• _EXERCISE REQUIREMENTS_: In the listing that follows, how many lines hold the string "含乳饮料"? Answer with the number only.

• _INFORMATION_:
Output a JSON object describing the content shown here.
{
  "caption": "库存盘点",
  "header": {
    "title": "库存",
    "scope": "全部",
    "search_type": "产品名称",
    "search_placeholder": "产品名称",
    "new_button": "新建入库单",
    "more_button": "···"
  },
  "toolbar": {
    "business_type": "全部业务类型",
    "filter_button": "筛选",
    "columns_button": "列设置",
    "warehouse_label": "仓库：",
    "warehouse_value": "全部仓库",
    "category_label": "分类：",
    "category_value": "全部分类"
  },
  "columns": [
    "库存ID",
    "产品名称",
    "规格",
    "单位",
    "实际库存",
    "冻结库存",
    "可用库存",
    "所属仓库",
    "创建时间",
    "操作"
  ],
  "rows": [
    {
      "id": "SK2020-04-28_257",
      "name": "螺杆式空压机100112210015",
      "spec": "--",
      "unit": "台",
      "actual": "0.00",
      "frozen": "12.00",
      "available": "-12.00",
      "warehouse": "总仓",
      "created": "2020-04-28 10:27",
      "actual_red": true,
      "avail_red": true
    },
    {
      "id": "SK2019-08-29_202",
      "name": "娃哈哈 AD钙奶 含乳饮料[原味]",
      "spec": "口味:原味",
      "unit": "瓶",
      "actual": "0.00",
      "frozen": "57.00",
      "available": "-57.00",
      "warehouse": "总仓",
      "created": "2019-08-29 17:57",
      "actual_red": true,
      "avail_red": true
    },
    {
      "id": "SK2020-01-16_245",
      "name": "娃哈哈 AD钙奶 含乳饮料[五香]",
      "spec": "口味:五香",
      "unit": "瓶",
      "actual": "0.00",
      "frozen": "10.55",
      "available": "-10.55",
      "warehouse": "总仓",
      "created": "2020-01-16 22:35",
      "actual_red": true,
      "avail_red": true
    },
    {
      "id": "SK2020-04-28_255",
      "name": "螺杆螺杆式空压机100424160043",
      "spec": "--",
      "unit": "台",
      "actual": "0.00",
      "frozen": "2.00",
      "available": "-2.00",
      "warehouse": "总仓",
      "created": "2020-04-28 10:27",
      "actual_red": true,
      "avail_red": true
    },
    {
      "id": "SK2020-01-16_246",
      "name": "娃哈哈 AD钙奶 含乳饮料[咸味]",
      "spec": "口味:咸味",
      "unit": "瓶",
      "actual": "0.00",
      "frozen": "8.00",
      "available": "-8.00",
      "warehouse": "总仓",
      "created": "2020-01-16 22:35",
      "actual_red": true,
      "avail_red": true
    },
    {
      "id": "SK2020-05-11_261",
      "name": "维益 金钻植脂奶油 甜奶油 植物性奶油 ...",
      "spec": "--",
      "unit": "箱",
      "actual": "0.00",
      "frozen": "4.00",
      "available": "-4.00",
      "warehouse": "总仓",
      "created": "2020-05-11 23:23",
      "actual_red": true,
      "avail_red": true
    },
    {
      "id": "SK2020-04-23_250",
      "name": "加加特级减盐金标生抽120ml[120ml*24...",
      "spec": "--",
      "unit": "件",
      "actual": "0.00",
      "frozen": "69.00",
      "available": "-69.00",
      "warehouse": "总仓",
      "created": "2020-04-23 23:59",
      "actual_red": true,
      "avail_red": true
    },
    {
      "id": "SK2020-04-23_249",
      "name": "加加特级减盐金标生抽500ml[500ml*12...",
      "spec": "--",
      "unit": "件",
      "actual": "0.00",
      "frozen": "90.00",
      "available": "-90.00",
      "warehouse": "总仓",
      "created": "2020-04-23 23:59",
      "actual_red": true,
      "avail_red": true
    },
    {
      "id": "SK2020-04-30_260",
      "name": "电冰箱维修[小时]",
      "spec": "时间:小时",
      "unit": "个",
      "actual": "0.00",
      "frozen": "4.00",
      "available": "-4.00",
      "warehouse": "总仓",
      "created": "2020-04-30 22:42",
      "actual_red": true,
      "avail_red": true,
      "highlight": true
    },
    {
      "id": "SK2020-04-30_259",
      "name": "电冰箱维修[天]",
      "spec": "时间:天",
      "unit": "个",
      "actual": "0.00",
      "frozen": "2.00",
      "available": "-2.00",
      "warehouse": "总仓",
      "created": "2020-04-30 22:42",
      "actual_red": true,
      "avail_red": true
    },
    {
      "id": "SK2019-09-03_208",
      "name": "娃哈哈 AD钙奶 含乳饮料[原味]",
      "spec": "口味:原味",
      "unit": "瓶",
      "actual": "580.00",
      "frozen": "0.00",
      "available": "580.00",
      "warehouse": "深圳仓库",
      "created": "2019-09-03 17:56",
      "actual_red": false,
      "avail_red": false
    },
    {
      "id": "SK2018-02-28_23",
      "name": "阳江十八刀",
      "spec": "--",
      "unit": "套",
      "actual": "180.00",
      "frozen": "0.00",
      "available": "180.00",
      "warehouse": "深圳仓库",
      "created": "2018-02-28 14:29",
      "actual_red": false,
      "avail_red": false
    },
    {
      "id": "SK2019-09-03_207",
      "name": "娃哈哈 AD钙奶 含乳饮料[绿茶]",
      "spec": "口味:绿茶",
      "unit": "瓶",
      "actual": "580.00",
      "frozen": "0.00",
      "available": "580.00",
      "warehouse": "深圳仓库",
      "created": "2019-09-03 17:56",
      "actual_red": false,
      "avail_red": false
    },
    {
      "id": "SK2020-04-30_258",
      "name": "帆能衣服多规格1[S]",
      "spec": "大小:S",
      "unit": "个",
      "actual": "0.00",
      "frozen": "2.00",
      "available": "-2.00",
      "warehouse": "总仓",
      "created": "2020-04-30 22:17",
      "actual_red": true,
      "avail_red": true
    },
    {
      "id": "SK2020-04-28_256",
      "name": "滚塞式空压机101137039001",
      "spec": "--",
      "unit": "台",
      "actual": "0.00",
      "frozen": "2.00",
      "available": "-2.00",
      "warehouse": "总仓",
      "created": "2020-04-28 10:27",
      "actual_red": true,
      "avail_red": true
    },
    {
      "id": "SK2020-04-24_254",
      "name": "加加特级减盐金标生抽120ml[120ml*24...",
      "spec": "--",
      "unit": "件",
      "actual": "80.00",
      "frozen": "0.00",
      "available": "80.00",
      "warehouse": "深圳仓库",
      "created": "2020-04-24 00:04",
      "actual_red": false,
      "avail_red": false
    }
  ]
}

• _YOUR RESPONSE_: 5